Kowalski, Krzysztof E, PhD
The purpose of our studies is to restore respiratory muscle function in patients with spinal cord injury. We are developing systems for electrical activation of the inspiratory muscles to maintain full-time ventilatory support in patients with ventilator-dependent tetraplegia and electrical activation of the expiratory muscles to provide an effective cough mechanism in patients with expiratory muscles paralysis. Ventilatory support systems decrease the cost of medical care, improve speech, increase patient comfort, increase the ease of transportation and, overall improve life quality. Restoration of an effective cough mechanism has the potential to significantly decrease the risk of respiratory complications, which still account for most of the morbidity and mortality in traumatic tetraplegia.
- Investigator, Cleveland FES Center
- Staff Scientist, MetroHealth Research Institute, MetroHealth Medical Center, Cleveland, OH
- Bioscientific Staff, MetroHealth Medical Center, Cleveland, OH
- Associate Professor, Department of Medicine, School of Medicine, Case Western Reserve University, Cleveland, OH
- Research Health Scientist, Louis Stokes Cleveland VA Medical Center, Cleveland, OH
- DiMarco AF, Kowalski KE. Electrical activation to the parasternal intercostal muscles during high-frequency spinal cord stimulation in dogs. J Appl Physiol. 2015 Jan 15;118(2):148–155. doi: 10.1152/japplphysiol.01321.2013 Pubmed PMID: 25342707
- Dimarco AF, Kowalski KE, Hromyak DR, Geertman RT. Long-term follow-up of spinal cord stimulation to restore cough in subjects with spinal cord injury. J Spinal Cord Med. 2013 Jul 2. [Epub ahead of print] PubMed PMID: 24090524.
- Dimarco AF, Kowalski KE. Activation of inspiratory muscles via spinal cord stimulation. Respir Physiol Neurobiol. 2013 Nov 1;189(2):438-49. doi: 10.1016/j.resp.2013.06.001. Epub 2013 Jun 7. PubMed PMID: 23751522; PubMed Central PMCID: PMC3812328.
- Dimarco AF, Kowalski KE. Spinal pathways mediating phrenic activation during high frequency spinal cord stimulation. Respir Physiol Neurobiol. 2013 Mar 1;186(1):1-6. doi: 10.1016/j.resp.2012.12.003. Epub 2012 Dec 20. PubMed PMID: 23261850; PubMed Central PMCID: PMC3602409.

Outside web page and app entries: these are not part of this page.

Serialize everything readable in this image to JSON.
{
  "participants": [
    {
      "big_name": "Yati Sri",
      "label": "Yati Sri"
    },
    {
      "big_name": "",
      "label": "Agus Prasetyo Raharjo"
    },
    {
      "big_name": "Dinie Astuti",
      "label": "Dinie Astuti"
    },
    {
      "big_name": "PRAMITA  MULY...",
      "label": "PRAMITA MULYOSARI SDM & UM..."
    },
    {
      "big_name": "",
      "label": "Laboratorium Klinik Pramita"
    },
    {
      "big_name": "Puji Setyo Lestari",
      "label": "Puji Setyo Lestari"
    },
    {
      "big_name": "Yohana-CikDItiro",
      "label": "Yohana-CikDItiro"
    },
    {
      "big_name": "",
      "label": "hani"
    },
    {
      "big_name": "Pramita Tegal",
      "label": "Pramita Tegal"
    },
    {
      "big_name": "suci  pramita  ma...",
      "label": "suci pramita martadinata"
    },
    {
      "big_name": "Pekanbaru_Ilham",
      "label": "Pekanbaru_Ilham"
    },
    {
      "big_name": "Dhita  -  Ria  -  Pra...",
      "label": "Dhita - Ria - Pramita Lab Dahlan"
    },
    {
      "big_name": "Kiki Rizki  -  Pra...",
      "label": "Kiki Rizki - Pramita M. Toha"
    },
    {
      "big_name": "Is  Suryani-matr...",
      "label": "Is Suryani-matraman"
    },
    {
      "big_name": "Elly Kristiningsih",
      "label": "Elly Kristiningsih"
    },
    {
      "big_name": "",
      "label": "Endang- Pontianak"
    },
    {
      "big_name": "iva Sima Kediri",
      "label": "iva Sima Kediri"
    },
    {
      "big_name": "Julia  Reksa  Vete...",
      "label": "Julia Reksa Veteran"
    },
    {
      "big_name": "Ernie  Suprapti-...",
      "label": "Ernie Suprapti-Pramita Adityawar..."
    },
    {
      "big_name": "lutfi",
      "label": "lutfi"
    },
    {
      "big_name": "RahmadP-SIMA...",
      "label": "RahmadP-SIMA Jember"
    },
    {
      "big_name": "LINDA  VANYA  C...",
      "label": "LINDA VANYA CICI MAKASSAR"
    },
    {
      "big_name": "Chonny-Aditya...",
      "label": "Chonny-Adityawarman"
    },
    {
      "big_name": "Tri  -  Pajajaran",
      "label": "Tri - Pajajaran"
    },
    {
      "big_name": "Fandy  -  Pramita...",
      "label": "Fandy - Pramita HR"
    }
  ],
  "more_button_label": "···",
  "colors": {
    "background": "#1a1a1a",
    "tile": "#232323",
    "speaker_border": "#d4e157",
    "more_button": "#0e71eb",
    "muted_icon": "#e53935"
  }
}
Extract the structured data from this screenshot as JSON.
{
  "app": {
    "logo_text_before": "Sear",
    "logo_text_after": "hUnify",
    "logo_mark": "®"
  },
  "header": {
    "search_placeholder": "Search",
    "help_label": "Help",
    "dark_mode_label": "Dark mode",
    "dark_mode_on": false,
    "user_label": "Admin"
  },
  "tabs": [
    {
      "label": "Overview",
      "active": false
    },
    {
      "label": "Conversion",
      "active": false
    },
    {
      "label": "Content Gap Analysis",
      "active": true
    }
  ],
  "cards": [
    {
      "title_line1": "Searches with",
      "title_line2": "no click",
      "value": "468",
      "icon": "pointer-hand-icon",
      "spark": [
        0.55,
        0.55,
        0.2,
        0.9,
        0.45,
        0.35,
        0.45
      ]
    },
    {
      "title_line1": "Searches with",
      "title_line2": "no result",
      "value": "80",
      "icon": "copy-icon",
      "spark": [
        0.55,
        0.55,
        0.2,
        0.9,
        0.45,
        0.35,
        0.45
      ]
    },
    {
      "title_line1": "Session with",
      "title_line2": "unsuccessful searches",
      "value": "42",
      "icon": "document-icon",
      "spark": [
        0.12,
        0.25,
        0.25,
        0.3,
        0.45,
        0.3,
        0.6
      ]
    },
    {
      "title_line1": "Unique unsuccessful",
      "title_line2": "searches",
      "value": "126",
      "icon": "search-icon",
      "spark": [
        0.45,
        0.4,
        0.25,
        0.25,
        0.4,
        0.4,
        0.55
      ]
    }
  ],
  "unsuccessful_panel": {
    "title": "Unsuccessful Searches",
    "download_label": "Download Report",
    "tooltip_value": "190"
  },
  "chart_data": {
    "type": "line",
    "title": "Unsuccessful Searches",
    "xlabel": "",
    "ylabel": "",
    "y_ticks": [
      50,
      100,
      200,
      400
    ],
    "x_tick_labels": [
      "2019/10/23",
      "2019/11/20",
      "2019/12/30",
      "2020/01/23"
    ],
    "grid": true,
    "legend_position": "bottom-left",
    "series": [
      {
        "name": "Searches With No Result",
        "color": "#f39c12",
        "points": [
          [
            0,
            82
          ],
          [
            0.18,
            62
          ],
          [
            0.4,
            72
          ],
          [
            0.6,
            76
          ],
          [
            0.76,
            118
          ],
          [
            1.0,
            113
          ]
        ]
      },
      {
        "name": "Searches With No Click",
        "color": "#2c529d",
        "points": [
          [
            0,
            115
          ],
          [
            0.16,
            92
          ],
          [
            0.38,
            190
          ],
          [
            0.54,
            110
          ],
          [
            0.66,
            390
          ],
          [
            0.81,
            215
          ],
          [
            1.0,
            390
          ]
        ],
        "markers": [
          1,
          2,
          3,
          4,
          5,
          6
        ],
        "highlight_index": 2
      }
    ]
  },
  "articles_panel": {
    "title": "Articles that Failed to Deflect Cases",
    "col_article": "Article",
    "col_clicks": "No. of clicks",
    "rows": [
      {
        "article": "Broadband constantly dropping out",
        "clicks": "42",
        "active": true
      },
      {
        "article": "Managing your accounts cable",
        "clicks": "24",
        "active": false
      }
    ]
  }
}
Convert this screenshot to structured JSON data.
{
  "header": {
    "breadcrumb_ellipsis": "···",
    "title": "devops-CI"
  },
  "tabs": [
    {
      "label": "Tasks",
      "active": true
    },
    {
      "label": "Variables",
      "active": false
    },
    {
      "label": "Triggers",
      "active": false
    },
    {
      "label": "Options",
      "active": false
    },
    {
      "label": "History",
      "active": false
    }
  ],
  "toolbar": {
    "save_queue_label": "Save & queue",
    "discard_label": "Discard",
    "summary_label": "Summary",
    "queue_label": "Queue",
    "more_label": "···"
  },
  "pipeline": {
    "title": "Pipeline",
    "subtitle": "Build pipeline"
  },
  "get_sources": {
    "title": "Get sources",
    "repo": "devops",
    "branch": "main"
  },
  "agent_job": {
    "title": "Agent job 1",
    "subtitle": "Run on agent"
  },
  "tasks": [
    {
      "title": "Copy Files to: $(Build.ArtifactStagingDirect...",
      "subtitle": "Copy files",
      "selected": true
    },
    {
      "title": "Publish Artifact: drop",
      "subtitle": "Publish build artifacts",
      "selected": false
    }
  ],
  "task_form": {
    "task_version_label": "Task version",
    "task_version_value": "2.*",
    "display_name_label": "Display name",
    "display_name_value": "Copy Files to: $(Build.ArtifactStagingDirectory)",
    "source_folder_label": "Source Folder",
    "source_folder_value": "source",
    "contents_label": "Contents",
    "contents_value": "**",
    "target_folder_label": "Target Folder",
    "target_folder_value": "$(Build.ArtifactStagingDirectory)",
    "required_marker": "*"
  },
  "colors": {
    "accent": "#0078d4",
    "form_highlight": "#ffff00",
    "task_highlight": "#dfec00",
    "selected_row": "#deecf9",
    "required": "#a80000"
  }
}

- Kowalski KE, Hsieh YH, Dick TE, DiMarco AF. Diaphragm activation via high frequency spinal cord stimulation in a rodent model of spinal cord injury. Exp Neurol. 2013 Sep;247:689-93. doi: 10.1016/j.expneurol.2013.03.006. Epub 2013 Mar 13. PubMed PMID: 23499833; PubMed Central PMCID: PMC3742617.
- DiMarco AF, Kowalski KE. Distribution of electrical activation to the external intercostal muscles during high frequency spinal cord stimulation in dogs. J Physiol. 2011 Mar 15;589(Pt 6):1383-95. doi: 10.1113/jphysiol.2010.199679. Epub 2011 Jan 17. PubMed PMID: 21242258; PubMed Central PMCID: PMC3082098
- DiMarco AF, Kowalski KE. Intercostal muscle pacing with high frequency spinal cord stimulation in dogs. Respir Physiol Neurobiol. 2010 May 31;171(3):218-24. doi: 10.1016/j.resp.2010.03.017. Epub 2010 Mar 23. PubMed PMID: 20338266; PubMed Central PMCID: PMC2874655.
Restoration of respiratory muscle function in subjects with
spinal cord injury:
- Spinal cord stimulation to restore an effective cough mechanism in subjects with cervical and thoracic spinal cord injury. – Clinical Trial
- High Frequency Spinal Cord Stimulation (HF-SCS) to restore inspiratory muscle function in spinal cord injury – Pre-Clinical Stage (Animal Study)
|Contact Name:||Rebecca Polito|
|Contact Number:||(216) 778-3612|